Camp as Metaphor
What humans will learn at the edge of civilization.
Apr 23, 2012, Vol. 17, No. 30 • By EVE TUSHNET
Others among the staff don’t ask themselves those questions. Some of the counselors are just trying to get by, doing the grueling day-to-day work of dealing with the campers. (The work is humiliating: One counselor is constantly insulted by a camper, an old man who calls him “a stinking puddle of piss.” This phrase is picked up as a joke by all the other counselors, even though it causes him genuine distress. The counselors have to provide “the sort of help that left you stinking, scratched, and shaken.”) Some of them may be even worse. There’s a cajoling, weaseling side of youth, and some of the staffers begin to suspect that one of the counselors may be angling to abuse his position.
The final disaster occurs in a tangle of compliance and disobedience: the counselor who breaks the rules, the camper who does as she’s told, Harriet’s instructions to Wyatt as she tries to prevent a tragedy, and his overreaching response to those instructions. The Inverted Forest portrays a world in which authority is both necessary and absent. There is no sure source of guidance. The young counselors lack the experience needed for moral judgment while Kindermann lacks both the generosity and the insight into human motivations which he desperately needs to exercise leadership responsibly.
Harriet and Wyatt—and the campers, helpless, doing as they’re told—are caught in the middle. They try to take on just enough responsibility and evade the worst of the burden.
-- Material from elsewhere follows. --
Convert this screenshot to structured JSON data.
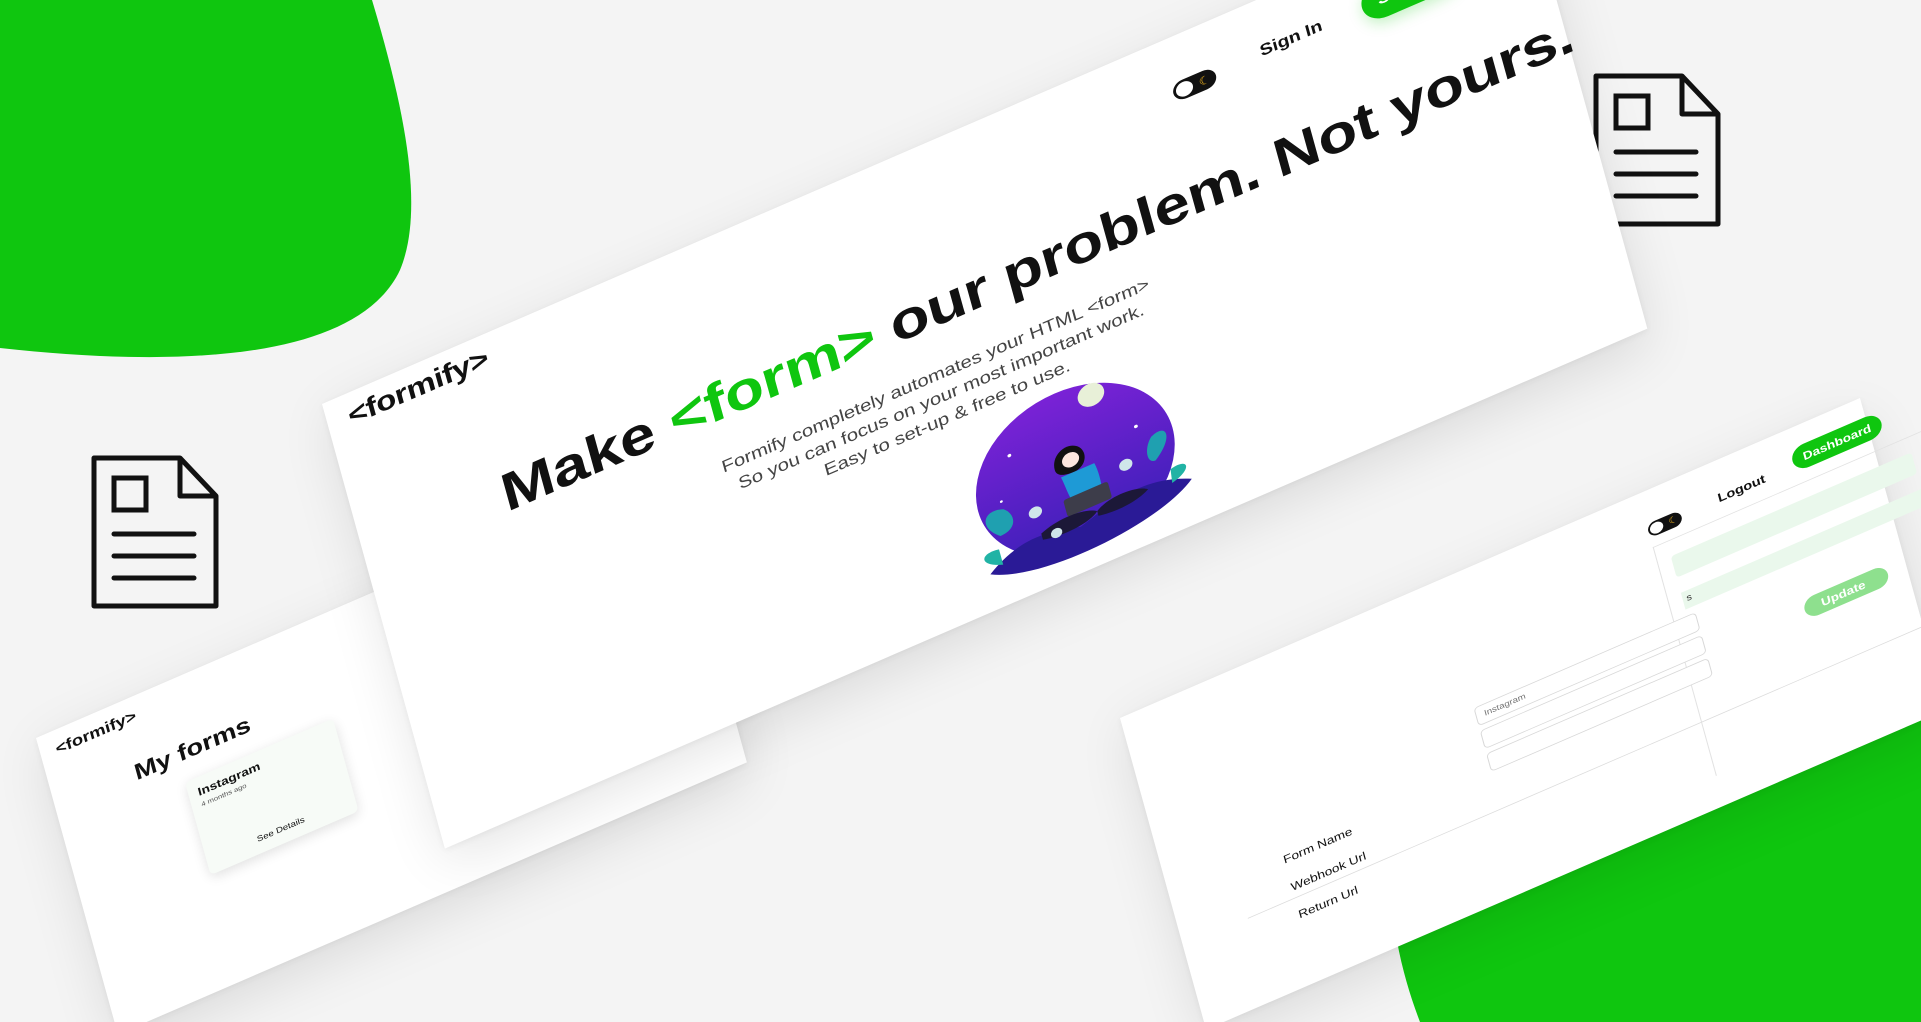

But by the end they, like everyone in a summer-camp novel, have been forced to grow up.
Eve Tushnet is a writer in Washington.